Your answer must be a single number: the count of lines in the records below that include the string "JSON".

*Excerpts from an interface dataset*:
== Segment start ==

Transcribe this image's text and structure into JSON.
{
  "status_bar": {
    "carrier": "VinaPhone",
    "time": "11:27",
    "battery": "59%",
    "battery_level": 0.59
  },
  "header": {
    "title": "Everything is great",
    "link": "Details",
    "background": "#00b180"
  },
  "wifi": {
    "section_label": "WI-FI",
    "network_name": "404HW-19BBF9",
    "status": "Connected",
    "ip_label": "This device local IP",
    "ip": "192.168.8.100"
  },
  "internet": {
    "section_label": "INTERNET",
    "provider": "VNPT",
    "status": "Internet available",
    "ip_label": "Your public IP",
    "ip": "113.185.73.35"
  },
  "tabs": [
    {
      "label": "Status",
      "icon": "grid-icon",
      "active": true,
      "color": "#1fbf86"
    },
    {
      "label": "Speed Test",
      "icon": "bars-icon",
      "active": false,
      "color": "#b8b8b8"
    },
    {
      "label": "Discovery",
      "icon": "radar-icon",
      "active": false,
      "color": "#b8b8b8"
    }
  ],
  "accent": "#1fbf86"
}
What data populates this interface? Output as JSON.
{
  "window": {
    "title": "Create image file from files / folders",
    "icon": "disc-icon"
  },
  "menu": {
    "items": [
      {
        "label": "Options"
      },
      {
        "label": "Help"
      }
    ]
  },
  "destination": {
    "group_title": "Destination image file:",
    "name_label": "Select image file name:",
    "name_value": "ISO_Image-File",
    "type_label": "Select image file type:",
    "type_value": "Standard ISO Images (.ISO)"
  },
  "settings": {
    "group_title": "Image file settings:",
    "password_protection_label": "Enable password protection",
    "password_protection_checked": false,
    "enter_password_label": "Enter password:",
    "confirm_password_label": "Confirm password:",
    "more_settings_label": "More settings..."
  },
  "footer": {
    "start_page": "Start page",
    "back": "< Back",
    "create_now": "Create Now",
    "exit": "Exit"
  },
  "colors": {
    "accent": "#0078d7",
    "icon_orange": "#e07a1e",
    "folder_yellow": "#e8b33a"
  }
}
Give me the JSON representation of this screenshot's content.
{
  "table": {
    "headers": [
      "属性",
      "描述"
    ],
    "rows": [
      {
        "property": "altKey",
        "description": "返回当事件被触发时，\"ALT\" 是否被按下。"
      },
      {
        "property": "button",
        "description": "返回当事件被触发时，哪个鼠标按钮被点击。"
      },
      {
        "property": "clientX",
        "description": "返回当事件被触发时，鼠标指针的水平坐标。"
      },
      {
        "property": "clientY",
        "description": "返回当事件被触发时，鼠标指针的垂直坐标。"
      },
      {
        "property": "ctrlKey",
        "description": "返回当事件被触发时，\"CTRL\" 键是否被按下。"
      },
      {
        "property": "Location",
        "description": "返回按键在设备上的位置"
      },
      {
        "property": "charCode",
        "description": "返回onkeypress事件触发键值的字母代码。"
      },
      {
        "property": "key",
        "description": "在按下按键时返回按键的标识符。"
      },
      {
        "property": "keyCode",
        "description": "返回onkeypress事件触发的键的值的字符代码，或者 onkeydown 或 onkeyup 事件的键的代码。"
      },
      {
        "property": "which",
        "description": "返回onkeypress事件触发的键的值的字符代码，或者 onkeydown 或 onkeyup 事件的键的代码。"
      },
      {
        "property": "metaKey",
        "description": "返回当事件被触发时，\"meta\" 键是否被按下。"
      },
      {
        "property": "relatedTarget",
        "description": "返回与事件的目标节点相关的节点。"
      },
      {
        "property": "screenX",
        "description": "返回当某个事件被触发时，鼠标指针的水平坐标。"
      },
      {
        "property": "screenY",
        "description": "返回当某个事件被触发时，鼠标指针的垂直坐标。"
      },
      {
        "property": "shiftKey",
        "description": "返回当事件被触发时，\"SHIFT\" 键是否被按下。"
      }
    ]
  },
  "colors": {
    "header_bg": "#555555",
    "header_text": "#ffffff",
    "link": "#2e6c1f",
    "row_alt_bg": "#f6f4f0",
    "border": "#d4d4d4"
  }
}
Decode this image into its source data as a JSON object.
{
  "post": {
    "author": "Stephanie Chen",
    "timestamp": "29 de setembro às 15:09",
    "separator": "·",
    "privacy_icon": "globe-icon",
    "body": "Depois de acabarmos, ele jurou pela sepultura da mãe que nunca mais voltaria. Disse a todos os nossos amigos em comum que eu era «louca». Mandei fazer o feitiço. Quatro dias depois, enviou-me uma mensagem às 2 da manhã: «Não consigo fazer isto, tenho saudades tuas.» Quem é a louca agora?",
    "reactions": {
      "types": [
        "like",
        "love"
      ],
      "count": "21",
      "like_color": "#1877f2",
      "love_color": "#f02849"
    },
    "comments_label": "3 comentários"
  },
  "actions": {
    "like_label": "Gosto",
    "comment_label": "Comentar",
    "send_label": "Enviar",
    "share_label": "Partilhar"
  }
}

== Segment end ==

*WRITTEN REPLY*: 4